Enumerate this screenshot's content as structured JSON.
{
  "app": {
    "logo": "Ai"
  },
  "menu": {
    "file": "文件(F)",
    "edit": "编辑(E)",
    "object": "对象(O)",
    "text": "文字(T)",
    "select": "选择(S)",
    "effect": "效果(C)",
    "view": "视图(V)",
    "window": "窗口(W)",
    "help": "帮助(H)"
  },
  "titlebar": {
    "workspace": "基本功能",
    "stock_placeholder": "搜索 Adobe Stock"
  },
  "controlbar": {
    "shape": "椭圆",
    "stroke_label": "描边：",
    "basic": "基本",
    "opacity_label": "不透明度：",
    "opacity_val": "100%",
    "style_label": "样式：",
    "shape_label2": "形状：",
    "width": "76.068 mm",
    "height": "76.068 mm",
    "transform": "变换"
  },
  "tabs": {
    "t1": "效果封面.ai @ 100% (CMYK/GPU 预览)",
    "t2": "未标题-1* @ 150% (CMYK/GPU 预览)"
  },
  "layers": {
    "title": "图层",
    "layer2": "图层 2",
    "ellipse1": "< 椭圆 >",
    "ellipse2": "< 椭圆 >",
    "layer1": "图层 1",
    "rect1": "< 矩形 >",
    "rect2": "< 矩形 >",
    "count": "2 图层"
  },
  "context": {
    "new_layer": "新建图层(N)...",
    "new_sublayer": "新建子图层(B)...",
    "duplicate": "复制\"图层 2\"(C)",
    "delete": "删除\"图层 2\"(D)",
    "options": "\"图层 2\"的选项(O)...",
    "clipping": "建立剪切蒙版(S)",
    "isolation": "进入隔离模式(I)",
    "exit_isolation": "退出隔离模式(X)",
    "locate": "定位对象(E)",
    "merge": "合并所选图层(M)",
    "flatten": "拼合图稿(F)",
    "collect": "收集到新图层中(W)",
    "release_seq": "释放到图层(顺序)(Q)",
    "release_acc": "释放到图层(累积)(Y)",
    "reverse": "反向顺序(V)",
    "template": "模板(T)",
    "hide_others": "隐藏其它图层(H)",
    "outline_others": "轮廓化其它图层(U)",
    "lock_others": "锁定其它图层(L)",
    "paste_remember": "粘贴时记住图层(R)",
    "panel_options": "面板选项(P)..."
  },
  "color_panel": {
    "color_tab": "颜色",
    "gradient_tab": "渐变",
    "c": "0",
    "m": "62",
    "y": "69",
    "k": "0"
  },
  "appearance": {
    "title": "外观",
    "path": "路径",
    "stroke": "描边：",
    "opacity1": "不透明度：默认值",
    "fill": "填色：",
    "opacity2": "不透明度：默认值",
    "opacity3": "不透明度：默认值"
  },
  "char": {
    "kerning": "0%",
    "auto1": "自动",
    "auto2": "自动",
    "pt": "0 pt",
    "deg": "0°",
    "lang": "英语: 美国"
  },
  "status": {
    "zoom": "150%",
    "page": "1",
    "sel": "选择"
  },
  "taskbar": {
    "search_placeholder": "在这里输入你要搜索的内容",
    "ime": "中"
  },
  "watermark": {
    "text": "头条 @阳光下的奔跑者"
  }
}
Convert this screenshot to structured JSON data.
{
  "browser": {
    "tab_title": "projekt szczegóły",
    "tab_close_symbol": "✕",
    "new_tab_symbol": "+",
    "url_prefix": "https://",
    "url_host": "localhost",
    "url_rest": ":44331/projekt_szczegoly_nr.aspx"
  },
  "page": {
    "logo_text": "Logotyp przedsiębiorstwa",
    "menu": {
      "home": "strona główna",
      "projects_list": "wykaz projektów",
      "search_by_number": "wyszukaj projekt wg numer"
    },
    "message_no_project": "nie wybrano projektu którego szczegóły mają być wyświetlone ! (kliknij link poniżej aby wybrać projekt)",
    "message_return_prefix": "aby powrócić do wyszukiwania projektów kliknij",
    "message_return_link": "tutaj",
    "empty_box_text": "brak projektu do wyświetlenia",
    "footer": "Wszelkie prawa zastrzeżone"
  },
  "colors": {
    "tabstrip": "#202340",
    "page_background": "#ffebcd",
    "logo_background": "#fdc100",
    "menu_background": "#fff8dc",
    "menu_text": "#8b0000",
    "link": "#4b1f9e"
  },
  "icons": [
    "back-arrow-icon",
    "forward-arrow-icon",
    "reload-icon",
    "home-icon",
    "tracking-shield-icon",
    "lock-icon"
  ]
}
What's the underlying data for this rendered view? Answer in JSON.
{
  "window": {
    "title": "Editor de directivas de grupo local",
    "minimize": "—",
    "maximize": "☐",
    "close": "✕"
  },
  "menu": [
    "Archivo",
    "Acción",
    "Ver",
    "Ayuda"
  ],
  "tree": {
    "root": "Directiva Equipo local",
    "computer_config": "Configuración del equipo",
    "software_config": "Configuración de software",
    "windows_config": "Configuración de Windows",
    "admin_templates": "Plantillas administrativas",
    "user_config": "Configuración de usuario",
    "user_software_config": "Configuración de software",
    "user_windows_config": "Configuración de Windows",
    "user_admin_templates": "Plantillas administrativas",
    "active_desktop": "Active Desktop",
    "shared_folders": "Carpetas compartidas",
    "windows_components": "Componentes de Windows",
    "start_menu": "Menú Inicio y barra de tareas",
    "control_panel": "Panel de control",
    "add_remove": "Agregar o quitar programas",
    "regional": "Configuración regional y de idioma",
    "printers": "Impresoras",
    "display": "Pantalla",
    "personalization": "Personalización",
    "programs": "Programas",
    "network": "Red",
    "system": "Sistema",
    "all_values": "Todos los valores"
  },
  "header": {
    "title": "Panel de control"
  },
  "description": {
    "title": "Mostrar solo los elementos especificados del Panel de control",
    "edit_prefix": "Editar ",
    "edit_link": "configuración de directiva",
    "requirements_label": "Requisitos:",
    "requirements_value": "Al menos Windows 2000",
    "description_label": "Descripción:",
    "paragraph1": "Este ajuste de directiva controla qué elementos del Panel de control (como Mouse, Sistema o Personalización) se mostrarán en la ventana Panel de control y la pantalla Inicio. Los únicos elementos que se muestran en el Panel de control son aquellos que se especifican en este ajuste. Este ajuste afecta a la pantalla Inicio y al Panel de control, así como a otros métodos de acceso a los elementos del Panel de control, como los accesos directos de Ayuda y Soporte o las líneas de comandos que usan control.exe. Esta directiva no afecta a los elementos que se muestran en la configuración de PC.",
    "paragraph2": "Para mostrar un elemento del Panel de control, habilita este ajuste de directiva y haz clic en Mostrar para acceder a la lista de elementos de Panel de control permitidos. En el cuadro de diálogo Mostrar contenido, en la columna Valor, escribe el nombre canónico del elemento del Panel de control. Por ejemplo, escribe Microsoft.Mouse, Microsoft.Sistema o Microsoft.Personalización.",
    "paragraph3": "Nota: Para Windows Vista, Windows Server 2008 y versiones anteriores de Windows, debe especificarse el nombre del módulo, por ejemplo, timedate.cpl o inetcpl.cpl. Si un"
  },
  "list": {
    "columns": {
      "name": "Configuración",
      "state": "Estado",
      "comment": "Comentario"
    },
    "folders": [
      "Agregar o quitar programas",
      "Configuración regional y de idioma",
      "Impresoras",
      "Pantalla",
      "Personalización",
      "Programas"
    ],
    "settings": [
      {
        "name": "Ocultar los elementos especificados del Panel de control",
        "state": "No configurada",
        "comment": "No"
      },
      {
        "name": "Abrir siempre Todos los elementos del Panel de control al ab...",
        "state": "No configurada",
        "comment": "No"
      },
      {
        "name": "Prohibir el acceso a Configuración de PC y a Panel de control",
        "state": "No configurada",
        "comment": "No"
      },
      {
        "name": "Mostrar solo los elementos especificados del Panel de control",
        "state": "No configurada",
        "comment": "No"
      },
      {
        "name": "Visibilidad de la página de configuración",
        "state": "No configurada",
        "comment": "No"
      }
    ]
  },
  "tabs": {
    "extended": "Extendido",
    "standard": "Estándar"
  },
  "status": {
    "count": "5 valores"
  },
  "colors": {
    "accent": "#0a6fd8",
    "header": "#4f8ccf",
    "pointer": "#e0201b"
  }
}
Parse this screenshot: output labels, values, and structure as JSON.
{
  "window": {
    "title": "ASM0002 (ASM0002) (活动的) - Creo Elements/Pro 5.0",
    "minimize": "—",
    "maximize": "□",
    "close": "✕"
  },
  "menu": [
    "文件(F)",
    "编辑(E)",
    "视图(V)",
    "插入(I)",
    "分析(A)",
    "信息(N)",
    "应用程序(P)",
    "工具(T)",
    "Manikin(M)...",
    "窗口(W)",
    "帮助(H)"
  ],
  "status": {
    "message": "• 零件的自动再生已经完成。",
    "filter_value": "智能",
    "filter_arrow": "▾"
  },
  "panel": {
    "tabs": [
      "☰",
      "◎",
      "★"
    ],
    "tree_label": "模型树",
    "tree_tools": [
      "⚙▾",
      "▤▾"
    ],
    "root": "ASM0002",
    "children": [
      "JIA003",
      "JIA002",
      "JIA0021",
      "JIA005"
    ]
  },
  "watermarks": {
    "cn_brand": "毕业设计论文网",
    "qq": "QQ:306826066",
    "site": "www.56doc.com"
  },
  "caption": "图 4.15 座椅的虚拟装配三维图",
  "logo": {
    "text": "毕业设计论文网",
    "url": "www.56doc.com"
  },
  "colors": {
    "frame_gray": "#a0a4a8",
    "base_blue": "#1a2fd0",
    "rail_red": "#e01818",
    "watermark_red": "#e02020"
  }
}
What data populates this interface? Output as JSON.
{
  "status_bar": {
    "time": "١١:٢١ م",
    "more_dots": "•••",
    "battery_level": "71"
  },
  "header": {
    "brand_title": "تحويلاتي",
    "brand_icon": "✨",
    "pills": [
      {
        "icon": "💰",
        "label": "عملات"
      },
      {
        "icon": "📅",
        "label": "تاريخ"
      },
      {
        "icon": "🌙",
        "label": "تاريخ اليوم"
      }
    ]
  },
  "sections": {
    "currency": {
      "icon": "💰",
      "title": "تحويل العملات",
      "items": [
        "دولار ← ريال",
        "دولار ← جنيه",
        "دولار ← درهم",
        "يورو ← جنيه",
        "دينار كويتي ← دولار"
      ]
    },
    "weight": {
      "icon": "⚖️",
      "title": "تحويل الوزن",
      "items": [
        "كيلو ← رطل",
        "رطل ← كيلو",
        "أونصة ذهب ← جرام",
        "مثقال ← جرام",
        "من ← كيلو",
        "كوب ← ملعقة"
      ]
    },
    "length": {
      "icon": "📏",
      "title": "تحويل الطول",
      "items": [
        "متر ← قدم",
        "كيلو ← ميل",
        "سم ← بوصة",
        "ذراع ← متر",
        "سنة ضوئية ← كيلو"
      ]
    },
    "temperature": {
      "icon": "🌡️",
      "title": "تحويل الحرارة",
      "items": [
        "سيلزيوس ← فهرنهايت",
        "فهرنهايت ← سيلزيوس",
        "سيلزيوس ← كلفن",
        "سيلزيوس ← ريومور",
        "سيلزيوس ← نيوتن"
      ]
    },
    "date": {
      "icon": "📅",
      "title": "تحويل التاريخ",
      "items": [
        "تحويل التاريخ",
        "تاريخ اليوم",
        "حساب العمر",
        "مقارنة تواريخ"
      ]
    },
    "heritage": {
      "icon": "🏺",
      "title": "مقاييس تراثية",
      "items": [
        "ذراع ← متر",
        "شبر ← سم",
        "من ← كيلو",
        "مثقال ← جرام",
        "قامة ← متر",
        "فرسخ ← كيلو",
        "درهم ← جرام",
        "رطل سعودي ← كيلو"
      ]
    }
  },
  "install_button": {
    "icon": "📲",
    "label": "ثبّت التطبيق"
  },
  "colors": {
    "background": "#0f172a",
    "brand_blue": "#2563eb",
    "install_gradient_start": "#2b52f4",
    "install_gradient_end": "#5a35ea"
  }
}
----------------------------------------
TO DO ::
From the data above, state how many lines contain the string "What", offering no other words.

SOLUTION BELOW ::
2